If you can’t travel, there’s always Google, AliBaba and AliExpress. This can be a great place to start your venture and import goods. For more ideas and an much more in-depth look into sourcing products, check out our blog in sourcing products internationally.
Step 2: Finding Buyers
Perhaps the biggest question is inevitably, how do I find buyers for my products?
This is without doubt the most common question that I’m asked. Well, the good news is, there’s more than one way to do this. The bad news is, there’s no “easy” way. It’s all going to take some hard work and perseverance but it can most certainly be done and some good profits are no doubt waiting for you.
For my biggest hints and tips after a lifetime in commercial buying and selling check out our blog post on finding buyers.
Step 3: Understand the Basics
You’re going to need to understand at a minimum, the basics of import and export control, customs duty and perhaps import permits. Don’t jump in and start buying products, hoping to sell them by crossing your fingers. You’ll lose money, time and cause yourself a lot of stress.
To start, have a read of our blog post, How To Start an Import Export Business. It’s only the bare minimum but it will give you an idea of what you need to start thinking about and you’ll pick up some handy tips that I learned over the year.
Step 4: Import Export Training Courses Online
If you’re still sold on the idea of international trade, I can only advise you to educate yourself. It’s going to save you a lot of pain! Our online import export courses are taught with a series of pre-recorded videos so you can start any time, study at your own pace and there’s no deadline to complete.
Our courses teach you the practical knowledge you’ll need to know to trade successfully, confidently whilst maximising your profits. Taught by Alan Bracken, with 35+ years of commercial experience in logistics, he skips all the theory you’ll never need to know but teaches you the practical side of how to move your goods around the world.
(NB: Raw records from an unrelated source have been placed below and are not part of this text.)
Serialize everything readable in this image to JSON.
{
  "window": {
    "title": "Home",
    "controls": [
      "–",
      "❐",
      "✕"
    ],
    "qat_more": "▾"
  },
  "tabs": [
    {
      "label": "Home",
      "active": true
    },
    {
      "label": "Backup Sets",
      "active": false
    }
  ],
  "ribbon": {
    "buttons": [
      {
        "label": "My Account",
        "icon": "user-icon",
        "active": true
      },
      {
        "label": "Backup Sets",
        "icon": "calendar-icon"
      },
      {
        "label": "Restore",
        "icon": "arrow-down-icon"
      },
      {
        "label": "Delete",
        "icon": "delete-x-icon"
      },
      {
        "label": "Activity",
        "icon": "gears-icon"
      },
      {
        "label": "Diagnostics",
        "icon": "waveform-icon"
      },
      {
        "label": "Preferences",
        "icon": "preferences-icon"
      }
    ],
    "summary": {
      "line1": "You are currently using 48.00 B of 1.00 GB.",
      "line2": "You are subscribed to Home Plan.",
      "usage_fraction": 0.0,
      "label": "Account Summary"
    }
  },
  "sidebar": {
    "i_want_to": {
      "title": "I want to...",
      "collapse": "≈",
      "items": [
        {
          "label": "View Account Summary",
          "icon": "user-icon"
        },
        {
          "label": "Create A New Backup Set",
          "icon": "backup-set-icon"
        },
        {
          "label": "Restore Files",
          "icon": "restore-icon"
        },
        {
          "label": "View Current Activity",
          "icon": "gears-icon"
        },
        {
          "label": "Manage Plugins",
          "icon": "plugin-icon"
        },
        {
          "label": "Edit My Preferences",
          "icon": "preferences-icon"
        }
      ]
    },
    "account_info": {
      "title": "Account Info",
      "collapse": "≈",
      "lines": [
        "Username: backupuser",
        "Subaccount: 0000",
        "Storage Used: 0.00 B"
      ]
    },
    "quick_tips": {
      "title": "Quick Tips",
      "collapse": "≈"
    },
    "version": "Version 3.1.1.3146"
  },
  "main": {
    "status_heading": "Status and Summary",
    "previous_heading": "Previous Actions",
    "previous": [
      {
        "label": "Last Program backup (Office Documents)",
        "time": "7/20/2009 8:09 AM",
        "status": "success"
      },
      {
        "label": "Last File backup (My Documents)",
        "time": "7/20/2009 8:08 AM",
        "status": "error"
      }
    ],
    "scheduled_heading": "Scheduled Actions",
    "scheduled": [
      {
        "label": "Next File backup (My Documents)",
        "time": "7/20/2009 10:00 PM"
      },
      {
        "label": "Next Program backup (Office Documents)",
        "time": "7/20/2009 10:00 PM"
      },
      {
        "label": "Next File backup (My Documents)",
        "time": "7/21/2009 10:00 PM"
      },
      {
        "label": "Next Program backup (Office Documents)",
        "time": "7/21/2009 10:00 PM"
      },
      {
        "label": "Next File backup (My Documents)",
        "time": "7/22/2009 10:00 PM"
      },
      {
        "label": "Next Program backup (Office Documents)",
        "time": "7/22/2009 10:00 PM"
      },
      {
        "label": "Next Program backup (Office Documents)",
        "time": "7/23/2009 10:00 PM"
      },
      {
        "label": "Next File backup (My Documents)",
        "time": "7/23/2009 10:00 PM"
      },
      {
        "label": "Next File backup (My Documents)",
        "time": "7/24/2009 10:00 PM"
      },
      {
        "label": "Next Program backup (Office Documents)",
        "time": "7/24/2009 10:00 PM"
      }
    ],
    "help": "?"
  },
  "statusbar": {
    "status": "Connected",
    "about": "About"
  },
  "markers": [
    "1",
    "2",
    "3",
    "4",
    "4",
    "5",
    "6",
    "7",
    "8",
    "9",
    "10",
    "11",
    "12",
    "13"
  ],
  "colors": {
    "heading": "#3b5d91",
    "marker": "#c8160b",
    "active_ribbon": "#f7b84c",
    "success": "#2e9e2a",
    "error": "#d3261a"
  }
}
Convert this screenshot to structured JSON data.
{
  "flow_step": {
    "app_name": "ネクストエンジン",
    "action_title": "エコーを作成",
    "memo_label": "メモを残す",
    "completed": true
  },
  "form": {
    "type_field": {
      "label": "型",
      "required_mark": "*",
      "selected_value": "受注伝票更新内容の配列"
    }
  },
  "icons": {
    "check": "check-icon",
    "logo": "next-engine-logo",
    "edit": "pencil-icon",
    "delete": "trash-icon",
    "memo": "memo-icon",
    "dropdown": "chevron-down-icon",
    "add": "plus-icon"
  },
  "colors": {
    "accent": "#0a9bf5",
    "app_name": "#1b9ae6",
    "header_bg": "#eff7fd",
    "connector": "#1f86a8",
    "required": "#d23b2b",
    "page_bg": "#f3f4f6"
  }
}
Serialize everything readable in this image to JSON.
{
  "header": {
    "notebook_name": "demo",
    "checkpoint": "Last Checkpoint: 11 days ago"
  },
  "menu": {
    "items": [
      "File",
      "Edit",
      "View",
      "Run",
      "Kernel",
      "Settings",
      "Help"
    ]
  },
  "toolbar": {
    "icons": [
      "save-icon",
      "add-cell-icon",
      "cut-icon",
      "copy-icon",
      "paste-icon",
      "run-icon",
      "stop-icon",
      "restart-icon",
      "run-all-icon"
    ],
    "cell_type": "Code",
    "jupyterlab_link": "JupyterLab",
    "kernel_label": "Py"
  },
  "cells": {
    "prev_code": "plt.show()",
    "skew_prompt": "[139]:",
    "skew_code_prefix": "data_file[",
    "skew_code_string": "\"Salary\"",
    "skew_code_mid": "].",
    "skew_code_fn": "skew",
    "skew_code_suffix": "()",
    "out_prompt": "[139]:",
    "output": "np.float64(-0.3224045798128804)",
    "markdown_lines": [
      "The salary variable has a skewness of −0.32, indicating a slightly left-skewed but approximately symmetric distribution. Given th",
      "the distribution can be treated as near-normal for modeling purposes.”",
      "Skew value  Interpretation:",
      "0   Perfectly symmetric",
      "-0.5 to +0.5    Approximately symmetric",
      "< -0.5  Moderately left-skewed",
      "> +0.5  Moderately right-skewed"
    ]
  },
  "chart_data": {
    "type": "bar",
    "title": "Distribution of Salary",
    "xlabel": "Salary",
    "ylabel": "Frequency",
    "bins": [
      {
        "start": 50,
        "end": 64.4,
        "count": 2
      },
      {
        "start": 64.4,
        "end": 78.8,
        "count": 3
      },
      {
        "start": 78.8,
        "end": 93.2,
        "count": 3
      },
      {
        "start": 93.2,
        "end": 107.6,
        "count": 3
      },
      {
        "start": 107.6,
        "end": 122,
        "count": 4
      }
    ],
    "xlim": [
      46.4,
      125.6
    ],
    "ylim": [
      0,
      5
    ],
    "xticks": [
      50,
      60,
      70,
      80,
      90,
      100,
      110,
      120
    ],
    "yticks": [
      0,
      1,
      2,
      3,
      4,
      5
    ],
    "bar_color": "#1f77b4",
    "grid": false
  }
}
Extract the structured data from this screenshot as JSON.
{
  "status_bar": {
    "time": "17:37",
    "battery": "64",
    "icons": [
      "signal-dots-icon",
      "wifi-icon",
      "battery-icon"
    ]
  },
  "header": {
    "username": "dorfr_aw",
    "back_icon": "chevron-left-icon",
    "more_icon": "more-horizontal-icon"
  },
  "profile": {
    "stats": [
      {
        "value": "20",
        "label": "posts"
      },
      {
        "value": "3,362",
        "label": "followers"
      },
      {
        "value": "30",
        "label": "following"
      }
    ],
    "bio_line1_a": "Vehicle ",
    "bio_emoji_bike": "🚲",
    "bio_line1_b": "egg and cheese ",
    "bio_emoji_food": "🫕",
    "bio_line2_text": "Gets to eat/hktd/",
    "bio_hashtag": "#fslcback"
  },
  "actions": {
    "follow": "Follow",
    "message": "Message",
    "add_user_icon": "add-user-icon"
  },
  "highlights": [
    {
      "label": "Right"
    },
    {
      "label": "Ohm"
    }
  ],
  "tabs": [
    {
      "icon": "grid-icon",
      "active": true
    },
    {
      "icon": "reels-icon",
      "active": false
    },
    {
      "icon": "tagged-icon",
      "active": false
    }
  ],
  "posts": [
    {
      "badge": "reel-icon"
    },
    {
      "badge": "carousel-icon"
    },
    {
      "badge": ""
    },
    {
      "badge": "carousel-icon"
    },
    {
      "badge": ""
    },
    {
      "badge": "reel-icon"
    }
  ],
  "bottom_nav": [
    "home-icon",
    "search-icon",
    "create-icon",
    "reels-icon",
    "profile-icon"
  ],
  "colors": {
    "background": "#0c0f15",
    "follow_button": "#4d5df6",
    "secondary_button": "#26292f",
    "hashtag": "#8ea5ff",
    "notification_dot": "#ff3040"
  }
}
We were voted Best Trade Education Provider in 2017 by Trade Finance Global and our course has been validated by the London Institute of Shipping and Transport.
Check out our reviews on TrustPilot to see just how our courses have benefited our students.